Week of October 16th
- Israeli lawmakers want to tighten a ban on the employment of underweight models and on the undeclared digital slimming-down of fashion images, amid concern that the measures are being routinely flouted even as they are adopted abroad. The fashion industry’s use of wafer-thin models has long been the subject of heated debate worldwide. Critics say the practice promotes an unhealthy body image among women, which can contribute to triggering anorexia and other eating disorders and a preoccupation with unrealistic measures of perfection. Israel in 2012 became the first country to pass a law requiring advertisers explicitly to identify pictures with photoshopped people and prohibiting the use of models below a certain body mass index (BMI), a measure which expresses a ratio of weight to height.
- On Monday, a press release from a Thomas Reuters Foundation international poll shared that Cairo is the most dangerous megacity for women. Women’s rights experts in the country say the treatment of women in the Egyptian capital has worsened since a 2011 uprising seeking social change. Cairo came out worst when pollsters asked experts on women’s issues in 19 megacities how well women are protected from sexual violence, harmful cultural practices, and about access to healthcare and finance. Women’s rights campaigners and commentators said women in Cairo faced daily harassment while a weakened economy and high unemployment since the uprising had eroded economic opportunities for women and seen health services deteriorate. “The economy has become so bad in the last two, three years that we are suffering a setback in the thinking that women’s issues are not a priority,” said Omaima Abou-Bakr, co-founder of Women and Memory Forum, a non-government organisation set up to fight misconceptions of Arab women.

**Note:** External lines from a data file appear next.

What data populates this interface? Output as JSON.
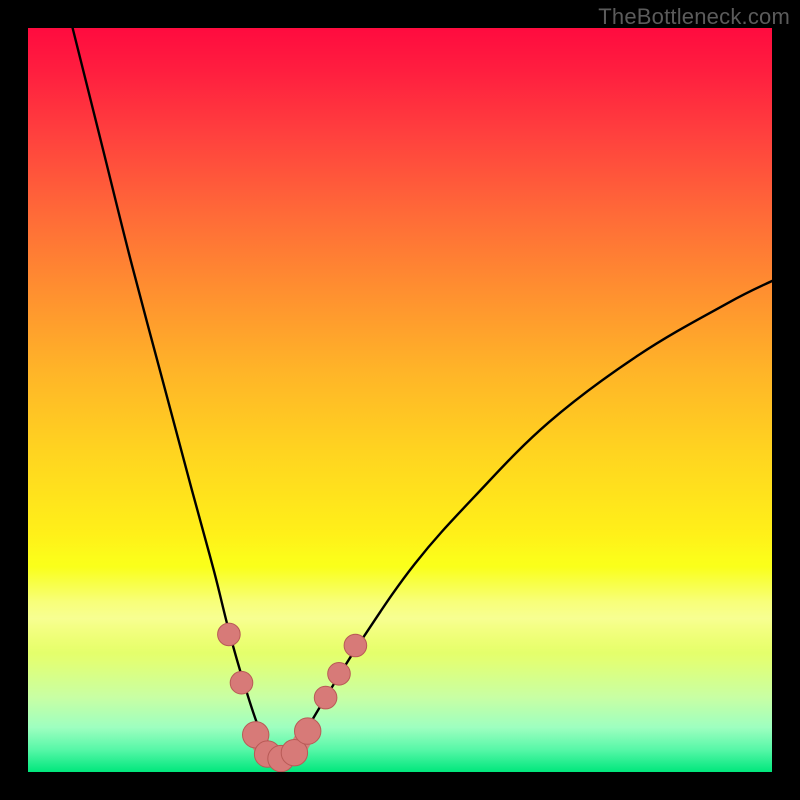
{
  "watermark": {
    "text": "TheBottleneck.com"
  },
  "colors": {
    "frame": "#000000",
    "curve": "#000000",
    "marker_fill": "#d77a78",
    "marker_stroke": "#b85a56"
  },
  "chart_data": {
    "type": "line",
    "title": "",
    "xlabel": "",
    "ylabel": "",
    "xlim": [
      0,
      100
    ],
    "ylim": [
      0,
      100
    ],
    "grid": false,
    "legend": false,
    "note": "Values are percentages estimated from pixel positions; y=0 at bottom edge (green) and y=100 at top edge (red). Curve is a V-shaped bottleneck profile with minimum near x≈33.",
    "series": [
      {
        "name": "bottleneck-curve",
        "x": [
          6,
          10,
          14,
          18,
          22,
          25,
          27,
          29,
          31,
          33,
          35,
          37,
          40,
          45,
          52,
          60,
          70,
          82,
          94,
          100
        ],
        "y": [
          100,
          84,
          68,
          53,
          38,
          27,
          19,
          12,
          6,
          2,
          2,
          5,
          10,
          18,
          28,
          37,
          47,
          56,
          63,
          66
        ]
      }
    ],
    "markers": [
      {
        "name": "left-upper",
        "x": 27.0,
        "y": 18.5,
        "r": 1.7
      },
      {
        "name": "left-lower",
        "x": 28.7,
        "y": 12.0,
        "r": 1.7
      },
      {
        "name": "trough-1",
        "x": 30.6,
        "y": 5.0,
        "r": 2.2
      },
      {
        "name": "trough-2",
        "x": 32.2,
        "y": 2.4,
        "r": 2.2
      },
      {
        "name": "trough-3",
        "x": 34.0,
        "y": 1.8,
        "r": 2.2
      },
      {
        "name": "trough-4",
        "x": 35.8,
        "y": 2.6,
        "r": 2.2
      },
      {
        "name": "trough-5",
        "x": 37.6,
        "y": 5.5,
        "r": 2.2
      },
      {
        "name": "right-1",
        "x": 40.0,
        "y": 10.0,
        "r": 1.7
      },
      {
        "name": "right-2",
        "x": 41.8,
        "y": 13.2,
        "r": 1.7
      },
      {
        "name": "right-3",
        "x": 44.0,
        "y": 17.0,
        "r": 1.7
      }
    ],
    "gradient_stops": [
      {
        "pos": 0,
        "color": "#ff0b3f"
      },
      {
        "pos": 25,
        "color": "#ff6a38"
      },
      {
        "pos": 57,
        "color": "#ffd420"
      },
      {
        "pos": 80,
        "color": "#edff49"
      },
      {
        "pos": 100,
        "color": "#00e77c"
      }
    ]
  }
}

- On Thursday, a Kurdish female militia that took part in freeing the northern Syrian city of Raqqa from the Islamic State group said it will continue the fight to liberate women from the extremists’ brutal rule. In a highly symbolic gesture, Nisreen Abdullah of the Women’s Protection Units, or YPJ, made the statement in Raqqa’s Paradise Square — the same place where IS fighters once carried out public killings. She said the all-women force, which is part of the U.S.-backed Syrian Democratic Forces battling IS, lost 30 fighters in the four-month battle to liberate Raqqa. Raqqa was center stage of IS’ brutality, the de facto capital of the militants self-proclaimed “caliphate.”
“We have achieved our goal, which was to pound the strongholds of terrorism in its capital, liberate women and restore honor to Yazidi women by liberating dozens of slaves,” Abdullah said. The success of the predominantly-Kurdish SDF poses a challenge to a post-ISIS Syria; remaining in Syria to protect its Kurdish allies risks embroiling the United States in possible future conflicts between Arabs and Kurds, and between Turkey and Kurds.
- Suicide bombers struck two mosques in Afghanistan during Friday prayers, a Shiite mosque in Kabul and a Sunni mosque in western Ghor province, killing at least 63 people at the end of a particularly deadly week for the troubled nation. Afghan forces have struggled to combat a resurgent Taliban since U.S. and NATO forces formally concluded their combat mission at the end of 2014, switching to a counterterrorism and support role. Local residents believed Afghanistan’s IS affiliate was behind the Shiite mosque attack, but no group immediately claimed responsibility for either attack.
- U.S.-backed forces seized control of Syria’s biggest oil field on Sunday, in an indication of the coming race between the Syrian government, and its Russian and Iranian allies, and opposition forces to claim valuable territory left behind after the ongoing defeat of ISIS. Kurds and Arabs fighting under the umbrella of the Syrian Democratic Forces captured the al-Omar oil field in Deir al-Zour province after charging about 60 miles through the desert and launching a surprise assault, according to U.S. military and SDF officials. Deir al-Zour is where most of Syria’s oil is located, and it is emerging as a key front in the wider war for influence in the Middle East. The capture of al-Omar gives the Kurdish-led SDF control over a vital strategic asset that could serve to give it leverage in any future negotiations over the status of Kurds in Syria. It also risks triggering a confrontation with the Syrian government, potentially drawing the United States into a fight with Syria, Russia and Iran.